“No software update could change our commitment to our customers,” 1ink.com co-founder
Roland Davoudikia said. “We realize it’s not the consumer’s fault that this happened, so we are replacing the affected ink cartridges at no cost to the customer. We’re even covering shipping and handling fees. We will continue working tirelessly to ensure total satisfaction with every purchase no matter what the situation may be.”
Davoudikia has seen similar cases in the past, but he says he has never seen anything quite like this. “HP is at the forefront of technology, and they obviously had very good reasons for initiating this update,” he said. “The problem is that customers feel like they didn’t get any choice this time.”
Many consumers rely on remanufactured and compatible ink cartridges produced or filled by third-party companies to cut down on printing costs. The updates have primarily affected HP OfficeJet, OfficeJet Pro, and OfficeJet Pro X printers that use HP 934, HP 935, HP 950, and HP 951 ink cartridges. A high-yield capacity HP 950 ink cartridge can cost over $40 when purchased through the original equipment manufacturer (OEM). A remanufactured replacement cartridge from 1ink.com is currently listed at $10.99 (as of September 22), a savings of 73 percent off the OEM HP retail price.
“Consumers save a lot of money by using remanufactured and compatible cartridges,” Ramond Davoudikia, 1ink.com’s other co-founder, said. “Buying OEM cartridges can cost around $400 annually. The average printer lasts around three to four years, so buying remanufactured and compatible ink cartridges from 1ink.com can save consumers around $200 annually and up to $1,000 over the lifetime of the printer.”
HP’s customer support website.
Consumers should remember that the existing chip in an older remanufactured or compatible ink cartridge should continue to function normally if the printer has not been connected to the internet.
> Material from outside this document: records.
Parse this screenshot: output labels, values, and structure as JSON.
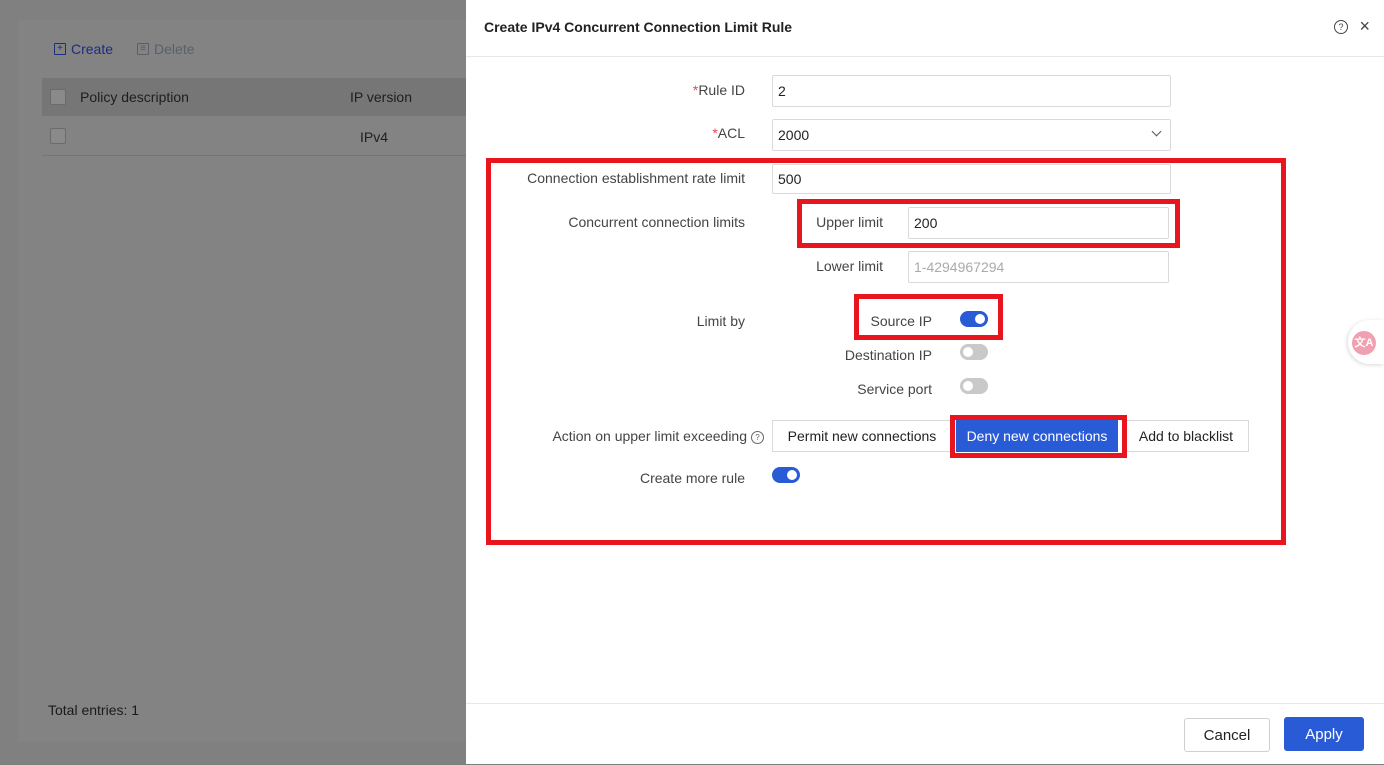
{
  "background": {
    "toolbar": {
      "create_label": "Create",
      "delete_label": "Delete"
    },
    "table": {
      "headers": [
        "Policy description",
        "IP version"
      ],
      "rows": [
        {
          "policy_description": "",
          "ip_version": "IPv4"
        }
      ]
    },
    "total_entries": "Total entries: 1"
  },
  "drawer": {
    "title": "Create IPv4 Concurrent Connection Limit Rule",
    "fields": {
      "rule_id": {
        "label": "Rule ID",
        "value": "2"
      },
      "acl": {
        "label": "ACL",
        "value": "2000"
      },
      "rate_limit": {
        "label": "Connection establishment rate limit",
        "value": "500"
      },
      "concurrent": {
        "label": "Concurrent connection limits",
        "upper_label": "Upper limit",
        "upper_value": "200",
        "lower_label": "Lower limit",
        "lower_placeholder": "1-4294967294"
      },
      "limit_by": {
        "label": "Limit by",
        "options": [
          {
            "label": "Source IP",
            "on": true
          },
          {
            "label": "Destination IP",
            "on": false
          },
          {
            "label": "Service port",
            "on": false
          }
        ]
      },
      "action": {
        "label": "Action on upper limit exceeding",
        "options": [
          "Permit new connections",
          "Deny new connections",
          "Add to blacklist"
        ],
        "selected": "Deny new connections"
      },
      "create_more": {
        "label": "Create more rule",
        "on": true
      }
    },
    "footer": {
      "cancel_label": "Cancel",
      "apply_label": "Apply"
    }
  },
  "colors": {
    "accent": "#2a5bd7",
    "highlight": "#e8141e",
    "required": "#e5484d"
  }
}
The firmware update that has affected HP printers requires an internet connection to proceed, so consumers whose printers have not been connected to the internet should not be impacted by these updates.